In addition to getting your child’s heart rate up with exercise, make sure that they are keeping their bodies active by doing simple tasks around the house. This will keep them from becoming lazy and inactive, which is important for continued physical development in addition to being a good habit.
Mind-Body Connection and Physical Development & Motor Skills for Kindergarten Homeschoolers
The brain is like a sponge and kindergarten students are very eager to learn. By the time your child enters kindergarten, he or she will have learned many of their basic motor skills such as walking, running, jumping on one foot, catching a ball in mid-air, kicking off shoes with one hand at a time, and more complex tasks like tying their shoes.
Physical development is not just about the ability to walk or run; it also includes developing motor skills in your fingers and hands, building strength by climbing stairs, or lifting objects such as a backpack. Young children will learn these skills through playtime with you at home while they follow instructions from an adult to do things like stack blocks or build a tower.

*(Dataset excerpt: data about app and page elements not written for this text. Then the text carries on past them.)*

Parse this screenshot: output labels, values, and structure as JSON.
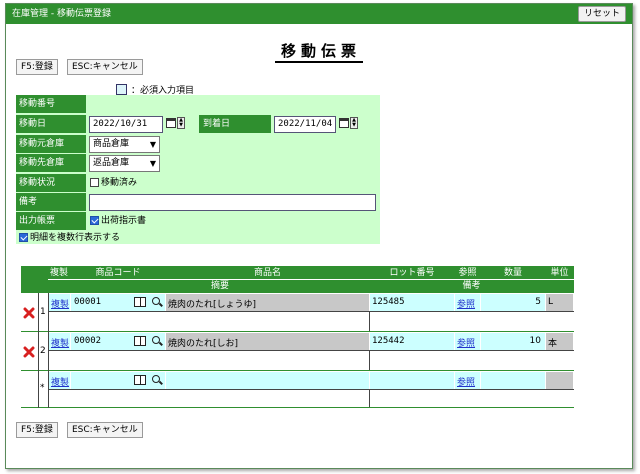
{
  "window": {
    "title": "在庫管理 - 移動伝票登録",
    "reset_label": "リセット"
  },
  "page_title": "移動伝票",
  "toolbar": {
    "register_label": "F5:登録",
    "cancel_label": "ESC:キャンセル"
  },
  "legend": {
    "text": "：必須入力項目"
  },
  "form": {
    "move_no": {
      "label": "移動番号",
      "value": ""
    },
    "move_date": {
      "label": "移動日",
      "value": "2022/10/31"
    },
    "arrive_date": {
      "label": "到着日",
      "value": "2022/11/04"
    },
    "from_warehouse": {
      "label": "移動元倉庫",
      "value": "商品倉庫"
    },
    "to_warehouse": {
      "label": "移動先倉庫",
      "value": "返品倉庫"
    },
    "status": {
      "label": "移動状況",
      "check_label": "移動済み",
      "checked": false
    },
    "note": {
      "label": "備考",
      "value": ""
    },
    "output": {
      "label": "出力帳票",
      "check_label": "出荷指示書",
      "checked": true
    },
    "multiline": {
      "check_label": "明細を複数行表示する",
      "checked": true
    }
  },
  "grid": {
    "headers": {
      "copy": "複製",
      "code": "商品コード",
      "name": "商品名",
      "lot": "ロット番号",
      "ref": "参照",
      "qty": "数量",
      "unit": "単位",
      "summary": "摘要",
      "note": "備考"
    },
    "rows": [
      {
        "no": "1",
        "copy": "複製",
        "code": "00001",
        "name": "焼肉のたれ[しょうゆ]",
        "lot": "125485",
        "ref": "参照",
        "qty": "5",
        "unit": "L"
      },
      {
        "no": "2",
        "copy": "複製",
        "code": "00002",
        "name": "焼肉のたれ[しお]",
        "lot": "125442",
        "ref": "参照",
        "qty": "10",
        "unit": "本"
      },
      {
        "no": "*",
        "copy": "複製",
        "code": "",
        "name": "",
        "lot": "",
        "ref": "参照",
        "qty": "",
        "unit": ""
      }
    ]
  },
  "colors": {
    "header_green": "#2f8f2f",
    "form_bg": "#ccffcc",
    "cyan": "#ccffff",
    "grey": "#c8c8c8"
  },
  "icons": {
    "delete": "red-x-icon",
    "catalog": "book-icon",
    "search": "magnifier-icon",
    "calendar": "calendar-icon"
  }
}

The brain and body work together as a machine, one designed to move through space efficiently, walking, moving, and maintaining balance. Physical development is just as important for the mind and body. The connection between muscles, nerves, bones, and other organs helps children think better in school. It also lets them express themselves more clearly through writing or talking without struggling to do so.
These skills are a great foundation for elementary education.
Physical development is just as important for the mind and body. The connection between muscles, nerves, bones, and other organs helps children think better in school. It also lets them express themselves more clearly through writing or talking without struggling to do so.
Children will learn how to run, jump, hop, skip and swing on swings. They’ll also be able to dress by putting on a shirt or changing their clothes. Activities such as stretching exercises strengthen muscles that children may not use often. These skills help children become more independent and self-sufficient. These skills are a great foundation for elementary education.
Movement directly impacts your ability to receive and interpret words, sentences, paragraphs, and stories.
Movement allows you to see the shapes, sizes, and positions of letters in space. Additionally, it helps you visually scan words across a page in order to read fluently and accurately.
Movement Activities for Kindergarteners:
- Place a beanbag on the ground and have children jump to it. Jump back away from the bag, but bring your feet together as you land so that they are close together in front of you (rather than having them spread wide apart).
- Sit like a frog with arms around your knees. Use one hand to push yourself up and down.
- Jump rope
- Hopscotch – you can use sidewalk chalk to draw a hopscotch board on your sidewalk or driveway
- Ball activities – throwing, catching, rolling, dribbling, kicking, and aiming for a target
- Animal walks – pretend to be an animal and move a designated distance (10 to 15 feet) like a specific animal would
- Hula hoop – hold onto the hula hoop in both hands and spin it around your waist by twisting your hips back and forth so that the loop of fabric goes up to above head height before spinning around again to your waist.
- Skipping – place a skipping rope on the ground and hop over it with both feet, making sure not to trip on the other end of the rope.
- Jumping jacks or jumping in place – jump up from either standing position or sitting position, extending arms out straight at shoulder height when you are in the air, then land with feet together and hands at your side.
- Move around as much as you can during class time to help promote learning! Movement affects concentration
Scholar Within’s Reading Program includes specific mind-body movement activities that improve not only reading skills but also your overall learning experience.
Get started with the basics! Your curriculum will be dependent on your child, their abilities, and what they are interested in.